Top of Data shown

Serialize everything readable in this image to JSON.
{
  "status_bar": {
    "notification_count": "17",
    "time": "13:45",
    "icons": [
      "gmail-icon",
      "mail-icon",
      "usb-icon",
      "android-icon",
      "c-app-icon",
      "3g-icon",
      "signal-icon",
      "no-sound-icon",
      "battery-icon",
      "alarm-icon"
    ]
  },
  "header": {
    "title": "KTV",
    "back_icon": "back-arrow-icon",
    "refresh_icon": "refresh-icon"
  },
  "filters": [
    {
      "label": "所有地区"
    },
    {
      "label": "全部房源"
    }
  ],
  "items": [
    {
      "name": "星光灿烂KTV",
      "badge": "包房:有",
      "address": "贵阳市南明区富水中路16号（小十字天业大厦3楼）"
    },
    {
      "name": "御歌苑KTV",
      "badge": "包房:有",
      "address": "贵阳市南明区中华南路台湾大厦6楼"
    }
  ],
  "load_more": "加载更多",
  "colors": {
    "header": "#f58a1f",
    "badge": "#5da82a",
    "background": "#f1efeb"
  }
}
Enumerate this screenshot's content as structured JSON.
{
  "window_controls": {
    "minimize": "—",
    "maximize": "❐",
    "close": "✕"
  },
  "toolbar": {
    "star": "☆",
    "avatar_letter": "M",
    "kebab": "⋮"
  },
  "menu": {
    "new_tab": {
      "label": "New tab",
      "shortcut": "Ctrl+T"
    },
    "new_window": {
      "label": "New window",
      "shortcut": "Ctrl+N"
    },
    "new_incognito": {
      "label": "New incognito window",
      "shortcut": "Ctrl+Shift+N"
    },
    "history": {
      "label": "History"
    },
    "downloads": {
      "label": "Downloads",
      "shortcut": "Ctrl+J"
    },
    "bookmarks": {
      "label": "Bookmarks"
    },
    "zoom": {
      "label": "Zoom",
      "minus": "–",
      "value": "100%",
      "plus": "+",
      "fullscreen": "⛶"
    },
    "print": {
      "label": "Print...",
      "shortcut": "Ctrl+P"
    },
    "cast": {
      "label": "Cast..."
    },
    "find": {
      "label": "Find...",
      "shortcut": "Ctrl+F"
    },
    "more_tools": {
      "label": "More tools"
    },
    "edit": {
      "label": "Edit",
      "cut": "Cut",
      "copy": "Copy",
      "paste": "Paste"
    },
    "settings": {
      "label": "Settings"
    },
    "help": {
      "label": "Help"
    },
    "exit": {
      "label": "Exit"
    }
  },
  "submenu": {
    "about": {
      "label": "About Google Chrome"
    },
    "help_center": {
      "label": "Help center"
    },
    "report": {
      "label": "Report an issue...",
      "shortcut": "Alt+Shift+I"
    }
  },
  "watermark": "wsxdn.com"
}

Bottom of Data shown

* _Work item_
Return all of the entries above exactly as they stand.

* _Exercise response_
Serialize everything readable in this image to JSON.
{
  "status_bar": {
    "notification_count": "17",
    "time": "13:45",
    "icons": [
      "gmail-icon",
      "mail-icon",
      "usb-icon",
      "android-icon",
      "c-app-icon",
      "3g-icon",
      "signal-icon",
      "no-sound-icon",
      "battery-icon",
      "alarm-icon"
    ]
  },
  "header": {
    "title": "KTV",
    "back_icon": "back-arrow-icon",
    "refresh_icon": "refresh-icon"
  },
  "filters": [
    {
      "label": "所有地区"
    },
    {
      "label": "全部房源"
    }
  ],
  "items": [
    {
      "name": "星光灿烂KTV",
      "badge": "包房:有",
      "address": "贵阳市南明区富水中路16号（小十字天业大厦3楼）"
    },
    {
      "name": "御歌苑KTV",
      "badge": "包房:有",
      "address": "贵阳市南明区中华南路台湾大厦6楼"
    }
  ],
  "load_more": "加载更多",
  "colors": {
    "header": "#f58a1f",
    "badge": "#5da82a",
    "background": "#f1efeb"
  }
}
Enumerate this screenshot's content as structured JSON.
{
  "window_controls": {
    "minimize": "—",
    "maximize": "❐",
    "close": "✕"
  },
  "toolbar": {
    "star": "☆",
    "avatar_letter": "M",
    "kebab": "⋮"
  },
  "menu": {
    "new_tab": {
      "label": "New tab",
      "shortcut": "Ctrl+T"
    },
    "new_window": {
      "label": "New window",
      "shortcut": "Ctrl+N"
    },
    "new_incognito": {
      "label": "New incognito window",
      "shortcut": "Ctrl+Shift+N"
    },
    "history": {
      "label": "History"
    },
    "downloads": {
      "label": "Downloads",
      "shortcut": "Ctrl+J"
    },
    "bookmarks": {
      "label": "Bookmarks"
    },
    "zoom": {
      "label": "Zoom",
      "minus": "–",
      "value": "100%",
      "plus": "+",
      "fullscreen": "⛶"
    },
    "print": {
      "label": "Print...",
      "shortcut": "Ctrl+P"
    },
    "cast": {
      "label": "Cast..."
    },
    "find": {
      "label": "Find...",
      "shortcut": "Ctrl+F"
    },
    "more_tools": {
      "label": "More tools"
    },
    "edit": {
      "label": "Edit",
      "cut": "Cut",
      "copy": "Copy",
      "paste": "Paste"
    },
    "settings": {
      "label": "Settings"
    },
    "help": {
      "label": "Help"
    },
    "exit": {
      "label": "Exit"
    }
  },
  "submenu": {
    "about": {
      "label": "About Google Chrome"
    },
    "help_center": {
      "label": "Help center"
    },
    "report": {
      "label": "Report an issue...",
      "shortcut": "Alt+Shift+I"
    }
  },
  "watermark": "wsxdn.com"
}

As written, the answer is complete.